◆ **Exercise instructions**
Please copy out the records that follow exactly as they stand.

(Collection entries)
--- START ---
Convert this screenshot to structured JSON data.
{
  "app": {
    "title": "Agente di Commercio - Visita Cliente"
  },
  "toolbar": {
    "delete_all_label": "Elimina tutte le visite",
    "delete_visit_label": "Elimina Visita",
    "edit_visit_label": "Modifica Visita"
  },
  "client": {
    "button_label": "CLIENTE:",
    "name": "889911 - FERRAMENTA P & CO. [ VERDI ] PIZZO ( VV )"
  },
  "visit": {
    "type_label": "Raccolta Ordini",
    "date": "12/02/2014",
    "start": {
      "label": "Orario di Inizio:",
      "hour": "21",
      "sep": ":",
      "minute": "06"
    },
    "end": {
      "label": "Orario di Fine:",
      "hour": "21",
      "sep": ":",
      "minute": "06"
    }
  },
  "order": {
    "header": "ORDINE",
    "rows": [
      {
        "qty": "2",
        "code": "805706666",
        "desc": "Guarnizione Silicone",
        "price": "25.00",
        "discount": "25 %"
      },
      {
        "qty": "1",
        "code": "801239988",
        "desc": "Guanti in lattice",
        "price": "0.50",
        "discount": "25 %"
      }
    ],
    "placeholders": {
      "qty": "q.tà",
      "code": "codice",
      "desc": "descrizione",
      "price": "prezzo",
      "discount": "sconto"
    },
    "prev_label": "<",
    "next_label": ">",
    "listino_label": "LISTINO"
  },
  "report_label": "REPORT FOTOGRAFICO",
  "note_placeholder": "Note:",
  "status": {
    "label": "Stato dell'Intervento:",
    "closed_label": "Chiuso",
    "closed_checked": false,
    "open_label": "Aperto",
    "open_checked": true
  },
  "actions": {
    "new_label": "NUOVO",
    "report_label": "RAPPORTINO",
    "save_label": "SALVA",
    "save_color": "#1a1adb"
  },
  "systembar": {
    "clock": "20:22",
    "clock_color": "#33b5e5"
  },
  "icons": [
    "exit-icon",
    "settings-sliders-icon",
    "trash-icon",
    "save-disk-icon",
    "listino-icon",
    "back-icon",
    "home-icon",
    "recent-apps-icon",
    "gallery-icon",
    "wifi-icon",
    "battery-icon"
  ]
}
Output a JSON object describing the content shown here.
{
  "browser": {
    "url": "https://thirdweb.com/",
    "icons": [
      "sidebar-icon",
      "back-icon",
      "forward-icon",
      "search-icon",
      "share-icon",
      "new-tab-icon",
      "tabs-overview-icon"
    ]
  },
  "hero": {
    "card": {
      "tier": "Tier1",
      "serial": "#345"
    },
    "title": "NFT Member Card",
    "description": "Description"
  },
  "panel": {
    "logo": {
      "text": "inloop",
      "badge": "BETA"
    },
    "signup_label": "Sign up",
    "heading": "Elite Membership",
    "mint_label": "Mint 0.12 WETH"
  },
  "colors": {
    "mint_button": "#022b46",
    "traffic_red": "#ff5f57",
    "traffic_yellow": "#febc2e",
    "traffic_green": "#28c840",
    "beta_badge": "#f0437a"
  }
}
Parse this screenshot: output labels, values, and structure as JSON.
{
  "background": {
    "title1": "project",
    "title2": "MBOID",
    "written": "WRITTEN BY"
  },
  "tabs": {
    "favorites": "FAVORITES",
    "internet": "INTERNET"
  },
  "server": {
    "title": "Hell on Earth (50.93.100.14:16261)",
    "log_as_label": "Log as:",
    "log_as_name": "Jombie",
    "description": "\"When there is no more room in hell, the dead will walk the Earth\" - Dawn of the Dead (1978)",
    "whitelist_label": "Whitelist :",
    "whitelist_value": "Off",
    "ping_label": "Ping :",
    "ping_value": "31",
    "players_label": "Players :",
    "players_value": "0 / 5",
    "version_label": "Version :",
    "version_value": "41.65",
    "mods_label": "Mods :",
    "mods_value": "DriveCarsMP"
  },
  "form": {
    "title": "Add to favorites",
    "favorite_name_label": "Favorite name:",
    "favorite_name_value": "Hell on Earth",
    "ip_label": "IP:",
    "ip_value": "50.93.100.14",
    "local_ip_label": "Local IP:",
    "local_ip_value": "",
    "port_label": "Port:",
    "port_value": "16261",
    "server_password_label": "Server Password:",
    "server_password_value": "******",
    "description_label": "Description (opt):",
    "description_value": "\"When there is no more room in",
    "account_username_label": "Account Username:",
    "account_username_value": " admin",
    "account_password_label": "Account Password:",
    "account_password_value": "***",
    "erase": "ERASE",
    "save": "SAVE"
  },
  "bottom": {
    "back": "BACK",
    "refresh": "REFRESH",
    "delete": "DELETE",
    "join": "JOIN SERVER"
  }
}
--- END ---
◆ **Output below**
Convert this screenshot to structured JSON data.
{
  "app": {
    "title": "Agente di Commercio - Visita Cliente"
  },
  "toolbar": {
    "delete_all_label": "Elimina tutte le visite",
    "delete_visit_label": "Elimina Visita",
    "edit_visit_label": "Modifica Visita"
  },
  "client": {
    "button_label": "CLIENTE:",
    "name": "889911 - FERRAMENTA P & CO. [ VERDI ] PIZZO ( VV )"
  },
  "visit": {
    "type_label": "Raccolta Ordini",
    "date": "12/02/2014",
    "start": {
      "label": "Orario di Inizio:",
      "hour": "21",
      "sep": ":",
      "minute": "06"
    },
    "end": {
      "label": "Orario di Fine:",
      "hour": "21",
      "sep": ":",
      "minute": "06"
    }
  },
  "order": {
    "header": "ORDINE",
    "rows": [
      {
        "qty": "2",
        "code": "805706666",
        "desc": "Guarnizione Silicone",
        "price": "25.00",
        "discount": "25 %"
      },
      {
        "qty": "1",
        "code": "801239988",
        "desc": "Guanti in lattice",
        "price": "0.50",
        "discount": "25 %"
      }
    ],
    "placeholders": {
      "qty": "q.tà",
      "code": "codice",
      "desc": "descrizione",
      "price": "prezzo",
      "discount": "sconto"
    },
    "prev_label": "<",
    "next_label": ">",
    "listino_label": "LISTINO"
  },
  "report_label": "REPORT FOTOGRAFICO",
  "note_placeholder": "Note:",
  "status": {
    "label": "Stato dell'Intervento:",
    "closed_label": "Chiuso",
    "closed_checked": false,
    "open_label": "Aperto",
    "open_checked": true
  },
  "actions": {
    "new_label": "NUOVO",
    "report_label": "RAPPORTINO",
    "save_label": "SALVA",
    "save_color": "#1a1adb"
  },
  "systembar": {
    "clock": "20:22",
    "clock_color": "#33b5e5"
  },
  "icons": [
    "exit-icon",
    "settings-sliders-icon",
    "trash-icon",
    "save-disk-icon",
    "listino-icon",
    "back-icon",
    "home-icon",
    "recent-apps-icon",
    "gallery-icon",
    "wifi-icon",
    "battery-icon"
  ]
}
Output a JSON object describing the content shown here.
{
  "browser": {
    "url": "https://thirdweb.com/",
    "icons": [
      "sidebar-icon",
      "back-icon",
      "forward-icon",
      "search-icon",
      "share-icon",
      "new-tab-icon",
      "tabs-overview-icon"
    ]
  },
  "hero": {
    "card": {
      "tier": "Tier1",
      "serial": "#345"
    },
    "title": "NFT Member Card",
    "description": "Description"
  },
  "panel": {
    "logo": {
      "text": "inloop",
      "badge": "BETA"
    },
    "signup_label": "Sign up",
    "heading": "Elite Membership",
    "mint_label": "Mint 0.12 WETH"
  },
  "colors": {
    "mint_button": "#022b46",
    "traffic_red": "#ff5f57",
    "traffic_yellow": "#febc2e",
    "traffic_green": "#28c840",
    "beta_badge": "#f0437a"
  }
}
Parse this screenshot: output labels, values, and structure as JSON.
{
  "background": {
    "title1": "project",
    "title2": "MBOID",
    "written": "WRITTEN BY"
  },
  "tabs": {
    "favorites": "FAVORITES",
    "internet": "INTERNET"
  },
  "server": {
    "title": "Hell on Earth (50.93.100.14:16261)",
    "log_as_label": "Log as:",
    "log_as_name": "Jombie",
    "description": "\"When there is no more room in hell, the dead will walk the Earth\" - Dawn of the Dead (1978)",
    "whitelist_label": "Whitelist :",
    "whitelist_value": "Off",
    "ping_label": "Ping :",
    "ping_value": "31",
    "players_label": "Players :",
    "players_value": "0 / 5",
    "version_label": "Version :",
    "version_value": "41.65",
    "mods_label": "Mods :",
    "mods_value": "DriveCarsMP"
  },
  "form": {
    "title": "Add to favorites",
    "favorite_name_label": "Favorite name:",
    "favorite_name_value": "Hell on Earth",
    "ip_label": "IP:",
    "ip_value": "50.93.100.14",
    "local_ip_label": "Local IP:",
    "local_ip_value": "",
    "port_label": "Port:",
    "port_value": "16261",
    "server_password_label": "Server Password:",
    "server_password_value": "******",
    "description_label": "Description (opt):",
    "description_value": "\"When there is no more room in",
    "account_username_label": "Account Username:",
    "account_username_value": " admin",
    "account_password_label": "Account Password:",
    "account_password_value": "***",
    "erase": "ERASE",
    "save": "SAVE"
  },
  "bottom": {
    "back": "BACK",
    "refresh": "REFRESH",
    "delete": "DELETE",
    "join": "JOIN SERVER"
  }
}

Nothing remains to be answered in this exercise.